In August I traveled to Mongolia with Global Rights for Women partner Mission Manduhai. It was the first time I had been back since 2014, and I was eager to renew old acquaintances and learn what progress was being made in Mongolia’s response to domestic violence. In Ulaan Baatar, the capital of Mongolia, I trained the National Center Against Violence (NCAV) staff and others on batterer rehabilitation programs. Following the training, I traveled around the countryside raising awareness and providing information on resources for victims of domestic violence.
I worked with NCAV and The Advocates for Human Rights in 2013 – 2014, producing a report on the Implementation of Mongolia’s Domestic Violence Legislation. As a result of that report NCAV worked with the United Nations Population Fund and others to enact a new, stronger domestic violence law. In addition to strengthening the civil response, the Mongolian parliament made domestic violence a crime in 2017.
One aspect of the new law was creation of mandatory batterer rehabilitation programs. Because NCAV will be evaluating the new batterer programs they requested that I do a training on best practices in these programs. Global Rights for Women infuses our trainings with the expertise of Melissa Scaia, our Director of International Training, who has led batterer’s intervention programs for years.
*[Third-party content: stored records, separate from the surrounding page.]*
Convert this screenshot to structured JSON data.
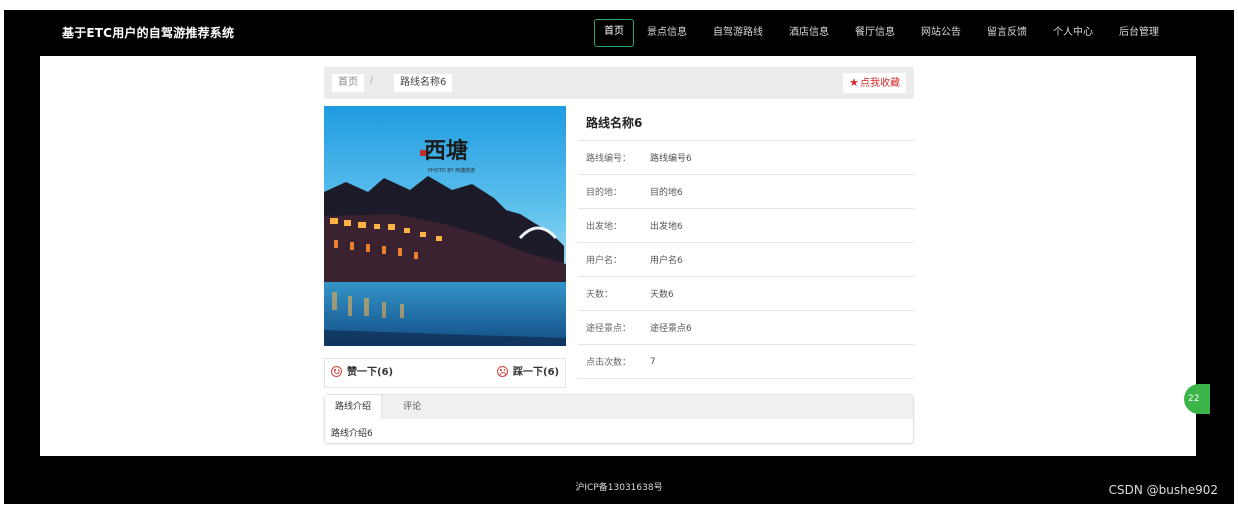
{
  "site": {
    "title": "基于ETC用户的自驾游推荐系统"
  },
  "nav": [
    "首页",
    "景点信息",
    "自驾游路线",
    "酒店信息",
    "餐厅信息",
    "网站公告",
    "留言反馈",
    "个人中心",
    "后台管理"
  ],
  "breadcrumb": {
    "home": "首页",
    "separator": "/",
    "current": "路线名称6"
  },
  "favorite": {
    "label": "点我收藏"
  },
  "route": {
    "title": "路线名称6",
    "fields": [
      {
        "label": "路线编号：",
        "value": "路线编号6"
      },
      {
        "label": "目的地：",
        "value": "目的地6"
      },
      {
        "label": "出发地：",
        "value": "出发地6"
      },
      {
        "label": "用户名：",
        "value": "用户名6"
      },
      {
        "label": "天数：",
        "value": "天数6"
      },
      {
        "label": "途径景点：",
        "value": "途径景点6"
      },
      {
        "label": "点击次数：",
        "value": "7"
      }
    ]
  },
  "photo": {
    "calligraphy": "西塘",
    "caption": "PHOTO BY 西塘旅游"
  },
  "votes": {
    "up": "赞一下(6)",
    "down": "踩一下(6)"
  },
  "tabs": {
    "items": [
      "路线介绍",
      "评论"
    ],
    "content": "路线介绍6"
  },
  "footer": {
    "icp": "沪ICP备13031638号"
  },
  "float_badge": "22",
  "watermark": "CSDN @bushe902",
  "colors": {
    "accent": "#2aa578",
    "favorite": "#d42a2a",
    "badge": "#3cb548"
  }
}
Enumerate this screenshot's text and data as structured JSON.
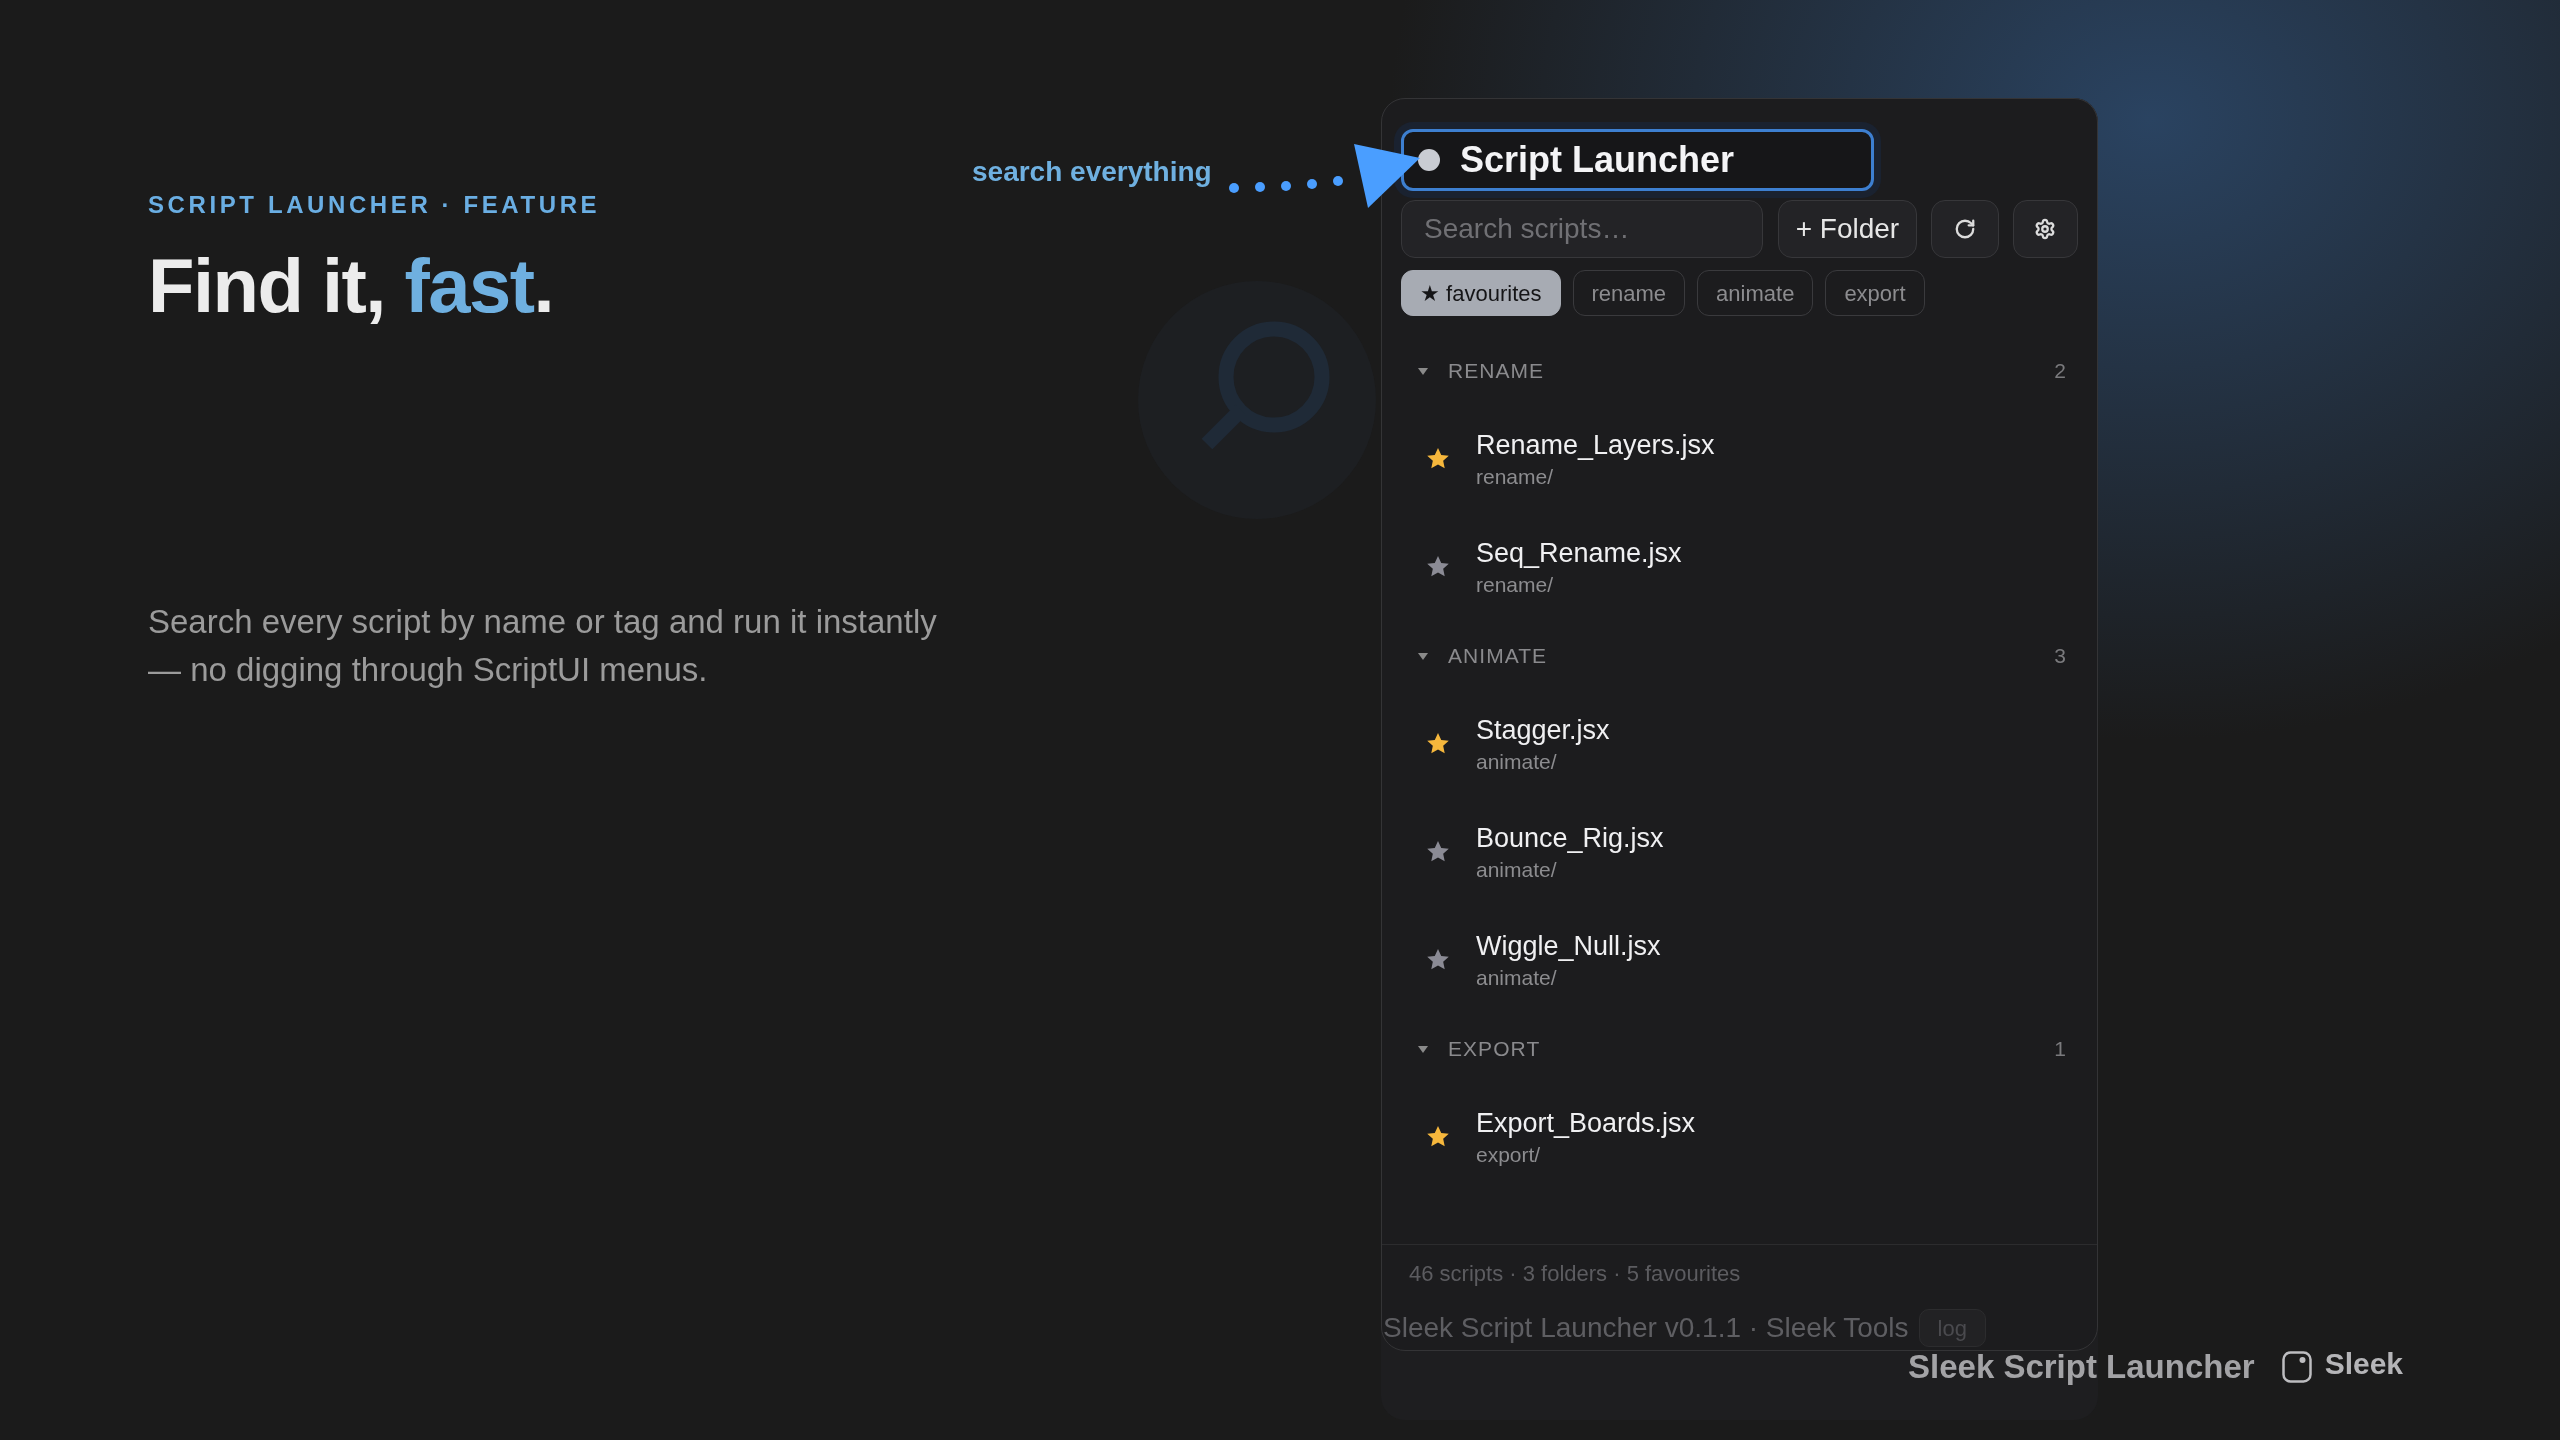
{
  "eyebrow": "SCRIPT LAUNCHER · FEATURE",
  "headline": {
    "lead": "Find it,",
    "accent": "fast",
    "tail": "."
  },
  "description": "Search every script by name or tag and run it instantly — no digging through ScriptUI menus.",
  "callout": {
    "label": "search everything"
  },
  "panel": {
    "title": "Script Launcher",
    "search": {
      "placeholder": "Search scripts…"
    },
    "folder_button": "+ Folder",
    "chips": [
      {
        "label": "★ favourites",
        "selected": true
      },
      {
        "label": "rename",
        "selected": false
      },
      {
        "label": "animate",
        "selected": false
      },
      {
        "label": "export",
        "selected": false
      }
    ],
    "groups": [
      {
        "name": "RENAME",
        "count": "2",
        "expanded": true,
        "scripts": [
          {
            "name": "Rename_Layers.jsx",
            "path": "rename/",
            "favourite": true
          },
          {
            "name": "Seq_Rename.jsx",
            "path": "rename/",
            "favourite": false
          }
        ]
      },
      {
        "name": "ANIMATE",
        "count": "3",
        "expanded": true,
        "scripts": [
          {
            "name": "Stagger.jsx",
            "path": "animate/",
            "favourite": true
          },
          {
            "name": "Bounce_Rig.jsx",
            "path": "animate/",
            "favourite": false
          },
          {
            "name": "Wiggle_Null.jsx",
            "path": "animate/",
            "favourite": false
          }
        ]
      },
      {
        "name": "EXPORT",
        "count": "1",
        "expanded": true,
        "scripts": [
          {
            "name": "Export_Boards.jsx",
            "path": "export/",
            "favourite": true
          }
        ]
      }
    ],
    "status": "46 scripts · 3 folders · 5 favourites",
    "footer": {
      "credit": "Sleek Script Launcher v0.1.1 · Sleek Tools",
      "log_button": "log"
    }
  },
  "brand": {
    "product": "Sleek Script Launcher",
    "logo_text": "Sleek"
  }
}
Also, I drew on the experience of Graham Barnes another leading national expert on programs for violent offenders.
Many of GRW’s partners around the world are working on effective methods to hold violent men accountable and change their behaviors of dominance and control. Melissa Scaia, in fact, just returned from Fiji where GRW was invited to train on this issue.
One of the most valuable lessons participants learned in the training in Mongolia is that batterer programs cannot be effective in a vacuum. They must be part of a coordinated community response in which all elements of the community play a role in protecting victims and holding offenders accountable. One participant commented on the training, “It was like air and water, just what we needed to learn about batterer programs!”
After the training I joined Mission Manduhai on a tour of villages in Zavkhan province. Mission Manduhai is a unique organization that is dedicated to educating women in Mongolia about their right to be free from violence and the resources that are available to them. Every two years Mission Manduhai travels to a different rural area of Mongolia where it brings people together with free circus performances and uses the opportunity to spread information about domestic violence. It also funds Mongolia’s national domestic violence hotline.
More photos of our friends and partners while conducting a training with the National Center Against Violence on batterer rehabilitation programs in Mongolia: